We travel initially to lose ourselves; and we travel, next, to find ourselves . . . And we travel, in essence, to become young fools again – to slow time down and get taken in, and fall in love once more. Why We Travel by Pico Iyer.
“Go to Maui,” her friend urged again. “Maui heals.”
Elane knew squat about Maui. Did the people still live in grass huts and shampoo their hair with awapui blossoms? Since Maui sat 4,000 miles away from her soon-to-be ex-husband and his new chippy, she figured better a little sand under her fingernails than the distasteful prospect of running into the sonofabitch every time she turned a corner. She packed the shards of her shattered life and headed west.
The exotic Technicolor world of Maui unsettled Elane at first. Raised in the hinterlands of Oklahoma, the relentless ebb and flow of the ocean intimidated her, but she dutifully walked the beach every day.
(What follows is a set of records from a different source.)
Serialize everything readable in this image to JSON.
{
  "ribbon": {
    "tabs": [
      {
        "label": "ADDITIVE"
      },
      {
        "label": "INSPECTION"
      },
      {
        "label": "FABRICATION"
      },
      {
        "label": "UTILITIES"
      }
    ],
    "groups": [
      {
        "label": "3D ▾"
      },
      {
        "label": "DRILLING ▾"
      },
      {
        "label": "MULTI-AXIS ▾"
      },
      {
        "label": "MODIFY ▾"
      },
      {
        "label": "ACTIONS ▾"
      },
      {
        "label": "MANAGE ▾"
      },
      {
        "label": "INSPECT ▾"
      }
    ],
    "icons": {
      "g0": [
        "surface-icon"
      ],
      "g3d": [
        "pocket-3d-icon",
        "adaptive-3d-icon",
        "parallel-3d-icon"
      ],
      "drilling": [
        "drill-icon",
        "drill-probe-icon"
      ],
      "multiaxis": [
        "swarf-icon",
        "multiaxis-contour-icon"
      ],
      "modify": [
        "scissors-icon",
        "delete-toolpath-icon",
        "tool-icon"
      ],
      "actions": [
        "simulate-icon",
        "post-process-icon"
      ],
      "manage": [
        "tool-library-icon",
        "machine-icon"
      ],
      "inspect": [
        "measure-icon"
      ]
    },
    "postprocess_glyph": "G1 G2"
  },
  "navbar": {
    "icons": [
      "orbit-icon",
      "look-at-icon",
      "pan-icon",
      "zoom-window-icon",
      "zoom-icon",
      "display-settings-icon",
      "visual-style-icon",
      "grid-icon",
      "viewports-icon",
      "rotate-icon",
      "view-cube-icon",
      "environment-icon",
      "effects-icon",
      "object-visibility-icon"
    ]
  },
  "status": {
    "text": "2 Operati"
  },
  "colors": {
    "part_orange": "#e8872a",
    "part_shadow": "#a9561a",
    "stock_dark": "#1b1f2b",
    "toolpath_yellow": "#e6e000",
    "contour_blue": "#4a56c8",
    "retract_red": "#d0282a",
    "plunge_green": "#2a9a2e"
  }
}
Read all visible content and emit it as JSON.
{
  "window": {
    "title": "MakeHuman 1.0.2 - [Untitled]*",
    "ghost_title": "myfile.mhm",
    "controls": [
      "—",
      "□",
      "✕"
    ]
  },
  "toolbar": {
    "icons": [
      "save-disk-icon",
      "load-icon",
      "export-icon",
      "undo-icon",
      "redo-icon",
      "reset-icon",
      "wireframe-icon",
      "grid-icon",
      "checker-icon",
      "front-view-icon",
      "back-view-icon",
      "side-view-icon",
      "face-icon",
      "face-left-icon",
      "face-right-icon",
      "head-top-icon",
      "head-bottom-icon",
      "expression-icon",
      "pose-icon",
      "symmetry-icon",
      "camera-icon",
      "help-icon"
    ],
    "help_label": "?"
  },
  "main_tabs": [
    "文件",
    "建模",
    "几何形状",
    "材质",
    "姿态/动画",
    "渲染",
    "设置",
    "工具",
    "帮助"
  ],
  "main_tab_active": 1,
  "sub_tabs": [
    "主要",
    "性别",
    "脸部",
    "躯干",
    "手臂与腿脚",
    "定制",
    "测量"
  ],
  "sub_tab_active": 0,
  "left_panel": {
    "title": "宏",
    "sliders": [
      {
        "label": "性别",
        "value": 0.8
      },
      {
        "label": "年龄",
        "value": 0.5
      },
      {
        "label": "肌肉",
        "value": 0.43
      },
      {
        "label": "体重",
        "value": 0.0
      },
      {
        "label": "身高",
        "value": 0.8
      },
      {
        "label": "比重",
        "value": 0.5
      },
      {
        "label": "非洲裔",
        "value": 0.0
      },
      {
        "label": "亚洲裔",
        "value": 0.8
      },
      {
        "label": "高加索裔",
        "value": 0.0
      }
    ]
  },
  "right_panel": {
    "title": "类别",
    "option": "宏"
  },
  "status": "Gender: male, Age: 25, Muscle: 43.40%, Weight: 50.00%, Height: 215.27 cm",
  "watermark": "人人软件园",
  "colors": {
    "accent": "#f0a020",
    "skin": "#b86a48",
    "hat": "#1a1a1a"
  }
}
Slowly she came to relish the feel of shifting sands massaging her bare feet and waves nibbling playfully on her toes. Sitting atop a smooth lava rock, staring across the swelling, surging sea, her body gradually absorbed its healing rhythm.
One morning she observed a Hawaiian man casting a round net into the surf. The muscles of his arms and back bulged as he flung the net out, pulled it back and threw it out again, sparks of wet sunlight glinting off his white hair and brown body. Elane watched, enchanted by the vision of ancient Hawaii playing out before her, until the man folded the net and walked away. Halfway up the beach he turned and waved to her. “Aloha,” he called.
Elane waved back.
The next morning the man appeared again and approached her smiling. “My name is Kawika Kealoha. Welcome to Maui.”
She returned his smile. “Thank you. I’m Elane Cummings.”
“May I call you Elani? Lani means sky in Hawaiian.”
“Elani’s certainly more musical than Elane.”
“I’ve seen you down here for many days. I apologize for disturbing you, but my grandfather taught me to throw net on this beach, and I fish to honor him.”
“You didn’t disturb me. Your fishing is a beautiful thing to watch.”
“Have you recently lost a loved one?” he asked. “You seem very sad.”
She shook her head. “My husband replaced me with a younger model.”
“Ouch. Don’t worry. Maui heals all wounds. Tell you what. How about I pick you up tomorrow and take you to Iao Valley? Hawaiians believe Maui lives there, and we often go to that sacred place to seek Her comfort and advice.”
The next morning, Kawika waited outside Elane’s cabana wearing a bright yellow t-shirt.
“What do the words *Maui No Ka Oi* on your t-shirt mean?” she asked.
“Maui, no place better.”
Driving into Iao Valley, the green velvet slopes folded around them like loving arms. A light mist shrouded the lower valley and only the soft twitter of tiny yellow birds broke the stillness. Kawika parked his truck on a grassy slope near a clear creek and grabbed a faded Hawaiian quilt, a small picnic basket and a well-worn ukulele. They settled under a large African tulip tree.
“Hawaiians believe the ghosts of long-dead warriors haunt this valley,” Kawika said. “Many people have witnessed their march through the pass and heard their war chant. I came here many times but never heard or saw anything. My wife and her brother both swear they saw the warriors’ campfire one night.”
“Were they frightened?”
“No, more blessed, I think.”
Elane lay on her back and gazed up through the branches and the ‘tulip’ blossoms at the cobalt sky. She took deep breaths and opened her senses and mind to the gentle whispers of the valley. Leaning his back against the trunk of the tree, Kawika softly played his ukulele and sang Hawaiian songs he learned as a child.
Time stood still for them. Meandering along the trails, Kawika named the tropical flowers, ferns and trees surrounding them. Zen bridges led them to lily-covered ponds full of bright yellow and orange koi fish, and a miniature Japanese pagoda sheltered them from the sun as they ate their bento lunch. Shortly before sunset they packed the truck and headed home. On the way, Elane tried to thank Kawika, but he only grinned and said, “I only followed Maui’s commands.”
She smiled. “Next time you talk to Her, please convey my thanks and tell her I’d like to stay on Maui for a while.”
“She already knows, Elani. She’s known all along. Who do you think called you here?”
Walking the beach the next morning, Elane remembered the whispers in the valley telling her to write down the story of her life so she could change and grow. She hurried back to her cabana, dragged a small table and her typewriter out onto the tiny lanai and began.
Two weeks later Elane had thirty pages of her life in a three-ring notebook, a house in Makawao, a job in Wailuku, and a puce Pinto. As she drove down the mountain on the first day of her new job, a double rainbow formed across the road in front of her, and the palm trees on each side of her nodded their heads in greeting. She let out a whoop, saluted the palm trees, and drove into her future.
Elane searched for years but never saw Kawika again.